Broadening the Board’s remedies
Finally, we leave you with Thryv, Inc., a late 2022 decision that is still worthy of inclusion in our 2023 roundup. In Thryv, the Board broadened the scope of remedies available to include all direct or foreseeable pecuniary harms suffered as a result of an unfair labor practice. In the context of layoffs, the Board suggested that an employee may be forced to incur out-of-pocket expenses for medical bills and credit card debt and that such expenses are foreseeable harms. With respect to the employees who unlawfully were laid off by Thryv, the Board ordered payment of loss of earnings and other benefits, costs related to search for work and interim employment expenses, and compensation for adverse tax consequences of the lump sum back pay award. This expansion of remedies is significant because historically speaking, a “make whole” remedy for an unfair labor practice included back pay, reinstatement and compensation for other direct harms. Our team published a comprehensive review of this decision, available here.
The NLRB is almost certainly gearing up for another busy – and controversial – year ahead. BakerHostetler will continue to actively monitor the Board’s activity and will alert our clients to the Board’s most impactful decisions.

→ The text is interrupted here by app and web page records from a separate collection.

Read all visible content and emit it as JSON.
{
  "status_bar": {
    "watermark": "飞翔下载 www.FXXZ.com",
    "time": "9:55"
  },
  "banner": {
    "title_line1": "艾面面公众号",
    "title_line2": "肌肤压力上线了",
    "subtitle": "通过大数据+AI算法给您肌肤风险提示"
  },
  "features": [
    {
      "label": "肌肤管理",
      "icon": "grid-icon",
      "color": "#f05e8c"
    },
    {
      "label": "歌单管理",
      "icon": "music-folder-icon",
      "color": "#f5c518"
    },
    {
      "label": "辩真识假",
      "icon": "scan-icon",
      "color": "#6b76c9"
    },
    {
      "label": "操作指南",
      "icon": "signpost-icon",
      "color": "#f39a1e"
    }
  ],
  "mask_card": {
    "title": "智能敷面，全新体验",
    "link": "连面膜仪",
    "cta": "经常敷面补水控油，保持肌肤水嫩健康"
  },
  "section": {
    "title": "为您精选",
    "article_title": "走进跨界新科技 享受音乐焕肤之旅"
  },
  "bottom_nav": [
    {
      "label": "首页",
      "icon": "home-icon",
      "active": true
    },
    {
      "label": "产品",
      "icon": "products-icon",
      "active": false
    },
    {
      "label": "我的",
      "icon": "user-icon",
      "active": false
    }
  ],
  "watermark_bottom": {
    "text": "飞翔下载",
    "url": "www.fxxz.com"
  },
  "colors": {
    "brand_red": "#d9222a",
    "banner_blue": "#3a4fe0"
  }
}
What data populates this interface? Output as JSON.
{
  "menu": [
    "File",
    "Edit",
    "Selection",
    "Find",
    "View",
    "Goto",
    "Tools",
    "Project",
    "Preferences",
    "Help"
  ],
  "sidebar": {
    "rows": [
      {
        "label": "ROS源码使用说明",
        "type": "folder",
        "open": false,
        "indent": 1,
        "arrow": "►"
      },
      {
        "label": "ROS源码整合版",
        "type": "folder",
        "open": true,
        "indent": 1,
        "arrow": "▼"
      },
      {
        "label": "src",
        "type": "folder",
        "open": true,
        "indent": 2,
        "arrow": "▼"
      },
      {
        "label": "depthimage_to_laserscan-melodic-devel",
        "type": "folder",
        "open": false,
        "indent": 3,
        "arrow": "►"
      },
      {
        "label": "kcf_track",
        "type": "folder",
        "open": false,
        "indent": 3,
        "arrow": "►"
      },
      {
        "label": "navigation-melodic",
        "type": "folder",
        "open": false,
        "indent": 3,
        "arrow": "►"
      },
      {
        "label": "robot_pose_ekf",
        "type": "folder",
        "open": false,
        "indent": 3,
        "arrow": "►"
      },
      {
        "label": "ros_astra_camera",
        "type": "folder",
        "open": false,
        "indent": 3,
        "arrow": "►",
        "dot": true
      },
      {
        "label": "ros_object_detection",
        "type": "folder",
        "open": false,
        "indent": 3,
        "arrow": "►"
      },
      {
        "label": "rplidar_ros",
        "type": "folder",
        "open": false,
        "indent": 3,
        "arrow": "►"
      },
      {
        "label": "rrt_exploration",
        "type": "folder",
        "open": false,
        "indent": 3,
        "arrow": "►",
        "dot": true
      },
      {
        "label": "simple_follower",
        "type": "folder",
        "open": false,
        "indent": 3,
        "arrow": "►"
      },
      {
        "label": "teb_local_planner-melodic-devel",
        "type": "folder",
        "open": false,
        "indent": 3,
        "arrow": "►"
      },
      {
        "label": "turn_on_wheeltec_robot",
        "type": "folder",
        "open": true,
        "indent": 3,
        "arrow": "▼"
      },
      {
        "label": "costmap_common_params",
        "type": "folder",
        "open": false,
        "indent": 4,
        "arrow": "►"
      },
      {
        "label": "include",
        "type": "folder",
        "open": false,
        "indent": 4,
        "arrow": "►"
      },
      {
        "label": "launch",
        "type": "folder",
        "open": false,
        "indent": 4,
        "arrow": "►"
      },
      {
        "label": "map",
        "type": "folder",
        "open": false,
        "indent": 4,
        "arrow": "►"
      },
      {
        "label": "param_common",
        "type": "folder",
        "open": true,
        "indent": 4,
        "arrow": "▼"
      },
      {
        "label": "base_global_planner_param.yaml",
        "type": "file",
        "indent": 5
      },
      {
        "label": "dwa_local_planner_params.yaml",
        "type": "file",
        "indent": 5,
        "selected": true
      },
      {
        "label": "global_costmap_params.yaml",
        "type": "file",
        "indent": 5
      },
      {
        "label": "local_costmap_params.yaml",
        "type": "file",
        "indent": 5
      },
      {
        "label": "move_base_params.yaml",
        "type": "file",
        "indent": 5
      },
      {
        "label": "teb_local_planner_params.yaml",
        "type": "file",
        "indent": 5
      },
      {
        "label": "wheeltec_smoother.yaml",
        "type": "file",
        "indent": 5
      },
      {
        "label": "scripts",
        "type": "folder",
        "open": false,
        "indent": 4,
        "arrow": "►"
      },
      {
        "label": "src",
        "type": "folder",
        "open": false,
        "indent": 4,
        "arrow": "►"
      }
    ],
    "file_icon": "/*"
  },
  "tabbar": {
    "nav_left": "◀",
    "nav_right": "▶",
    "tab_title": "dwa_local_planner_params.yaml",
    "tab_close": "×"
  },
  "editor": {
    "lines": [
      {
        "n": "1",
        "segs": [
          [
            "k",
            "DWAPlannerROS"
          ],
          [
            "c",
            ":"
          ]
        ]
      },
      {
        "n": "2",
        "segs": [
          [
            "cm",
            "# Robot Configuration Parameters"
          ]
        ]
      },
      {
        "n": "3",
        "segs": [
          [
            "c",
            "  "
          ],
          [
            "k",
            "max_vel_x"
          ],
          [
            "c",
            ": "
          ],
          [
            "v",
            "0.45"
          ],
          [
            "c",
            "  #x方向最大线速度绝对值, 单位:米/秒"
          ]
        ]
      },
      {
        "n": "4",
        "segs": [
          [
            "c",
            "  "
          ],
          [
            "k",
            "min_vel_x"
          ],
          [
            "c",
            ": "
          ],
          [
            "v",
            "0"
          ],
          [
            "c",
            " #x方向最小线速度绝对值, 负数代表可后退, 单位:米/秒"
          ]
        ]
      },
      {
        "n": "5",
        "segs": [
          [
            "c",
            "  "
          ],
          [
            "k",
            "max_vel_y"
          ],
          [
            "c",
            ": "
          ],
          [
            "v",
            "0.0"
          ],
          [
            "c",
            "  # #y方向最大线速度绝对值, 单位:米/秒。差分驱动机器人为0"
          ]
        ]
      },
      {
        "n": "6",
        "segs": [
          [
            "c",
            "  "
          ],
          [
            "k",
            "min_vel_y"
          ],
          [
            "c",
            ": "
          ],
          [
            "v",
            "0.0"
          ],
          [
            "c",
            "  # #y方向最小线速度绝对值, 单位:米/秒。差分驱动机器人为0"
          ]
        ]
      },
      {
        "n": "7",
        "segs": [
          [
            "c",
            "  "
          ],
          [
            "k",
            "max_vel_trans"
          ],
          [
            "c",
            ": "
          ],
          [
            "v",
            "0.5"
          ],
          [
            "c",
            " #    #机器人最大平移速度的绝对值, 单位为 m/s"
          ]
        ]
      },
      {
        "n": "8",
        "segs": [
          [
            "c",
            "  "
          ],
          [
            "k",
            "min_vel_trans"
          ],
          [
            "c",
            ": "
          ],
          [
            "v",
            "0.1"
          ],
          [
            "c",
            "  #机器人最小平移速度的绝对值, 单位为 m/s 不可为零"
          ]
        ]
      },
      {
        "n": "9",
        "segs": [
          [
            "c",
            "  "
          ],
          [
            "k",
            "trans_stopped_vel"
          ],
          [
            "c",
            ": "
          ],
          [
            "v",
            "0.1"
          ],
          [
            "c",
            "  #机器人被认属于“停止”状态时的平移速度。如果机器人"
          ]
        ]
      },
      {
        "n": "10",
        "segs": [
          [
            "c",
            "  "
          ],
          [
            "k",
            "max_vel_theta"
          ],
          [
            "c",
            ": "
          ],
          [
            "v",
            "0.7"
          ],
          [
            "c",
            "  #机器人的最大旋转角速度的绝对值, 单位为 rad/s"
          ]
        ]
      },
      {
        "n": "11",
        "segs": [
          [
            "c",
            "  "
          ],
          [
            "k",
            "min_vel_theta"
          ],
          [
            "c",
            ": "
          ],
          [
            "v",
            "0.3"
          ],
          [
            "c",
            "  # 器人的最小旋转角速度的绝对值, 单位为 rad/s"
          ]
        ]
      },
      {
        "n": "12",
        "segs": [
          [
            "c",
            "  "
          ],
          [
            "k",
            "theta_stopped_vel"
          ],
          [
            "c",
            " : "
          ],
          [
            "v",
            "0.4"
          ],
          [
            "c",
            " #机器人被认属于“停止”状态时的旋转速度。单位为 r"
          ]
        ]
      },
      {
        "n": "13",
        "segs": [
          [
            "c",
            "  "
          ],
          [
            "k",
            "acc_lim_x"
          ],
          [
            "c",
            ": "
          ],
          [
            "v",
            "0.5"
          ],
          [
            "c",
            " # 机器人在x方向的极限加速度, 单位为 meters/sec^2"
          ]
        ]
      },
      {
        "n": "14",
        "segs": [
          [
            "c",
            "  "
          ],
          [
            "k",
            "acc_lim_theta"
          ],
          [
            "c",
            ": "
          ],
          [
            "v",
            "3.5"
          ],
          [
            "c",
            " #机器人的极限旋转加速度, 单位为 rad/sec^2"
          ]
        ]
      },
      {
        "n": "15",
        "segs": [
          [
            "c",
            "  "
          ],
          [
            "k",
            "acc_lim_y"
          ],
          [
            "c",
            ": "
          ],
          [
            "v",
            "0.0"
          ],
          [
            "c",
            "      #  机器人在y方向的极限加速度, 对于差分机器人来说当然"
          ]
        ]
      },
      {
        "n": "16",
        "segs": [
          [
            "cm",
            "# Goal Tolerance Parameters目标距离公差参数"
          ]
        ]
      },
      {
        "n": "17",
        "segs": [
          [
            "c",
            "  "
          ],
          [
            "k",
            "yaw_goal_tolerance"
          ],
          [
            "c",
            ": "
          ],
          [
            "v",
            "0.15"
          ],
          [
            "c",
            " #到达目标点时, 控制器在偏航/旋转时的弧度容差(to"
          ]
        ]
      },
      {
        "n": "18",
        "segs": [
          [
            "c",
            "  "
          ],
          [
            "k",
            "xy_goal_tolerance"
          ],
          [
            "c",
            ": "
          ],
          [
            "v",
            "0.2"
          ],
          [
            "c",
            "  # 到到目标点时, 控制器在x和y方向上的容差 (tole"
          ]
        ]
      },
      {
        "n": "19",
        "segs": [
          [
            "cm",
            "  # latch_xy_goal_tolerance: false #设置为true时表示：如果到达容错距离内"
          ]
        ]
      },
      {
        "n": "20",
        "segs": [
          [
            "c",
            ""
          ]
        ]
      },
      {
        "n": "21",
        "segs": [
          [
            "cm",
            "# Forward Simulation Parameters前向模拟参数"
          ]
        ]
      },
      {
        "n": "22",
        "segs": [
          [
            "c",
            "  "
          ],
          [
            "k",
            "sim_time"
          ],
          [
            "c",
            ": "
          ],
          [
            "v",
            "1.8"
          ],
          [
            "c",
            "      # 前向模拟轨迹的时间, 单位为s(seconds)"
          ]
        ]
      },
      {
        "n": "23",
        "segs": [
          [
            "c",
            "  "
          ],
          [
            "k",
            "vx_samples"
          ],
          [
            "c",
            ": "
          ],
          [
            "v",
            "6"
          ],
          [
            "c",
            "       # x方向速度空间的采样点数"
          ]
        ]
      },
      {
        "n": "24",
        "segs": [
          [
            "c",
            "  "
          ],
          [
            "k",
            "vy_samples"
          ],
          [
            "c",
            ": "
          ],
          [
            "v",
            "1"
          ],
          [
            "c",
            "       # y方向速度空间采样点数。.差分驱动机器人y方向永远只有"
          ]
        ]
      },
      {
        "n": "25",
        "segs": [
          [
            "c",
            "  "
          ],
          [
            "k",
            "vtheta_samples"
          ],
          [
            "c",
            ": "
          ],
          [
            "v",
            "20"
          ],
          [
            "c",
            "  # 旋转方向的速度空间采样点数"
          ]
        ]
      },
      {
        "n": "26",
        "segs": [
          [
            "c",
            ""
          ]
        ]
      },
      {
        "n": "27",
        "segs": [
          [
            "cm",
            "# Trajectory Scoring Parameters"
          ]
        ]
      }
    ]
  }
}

Until then, should you have any questions about the Board’s decisions throughout 2023, and the associated effects on your organization, the BakerHostetler Labor and Employment Practice Group is available to assist.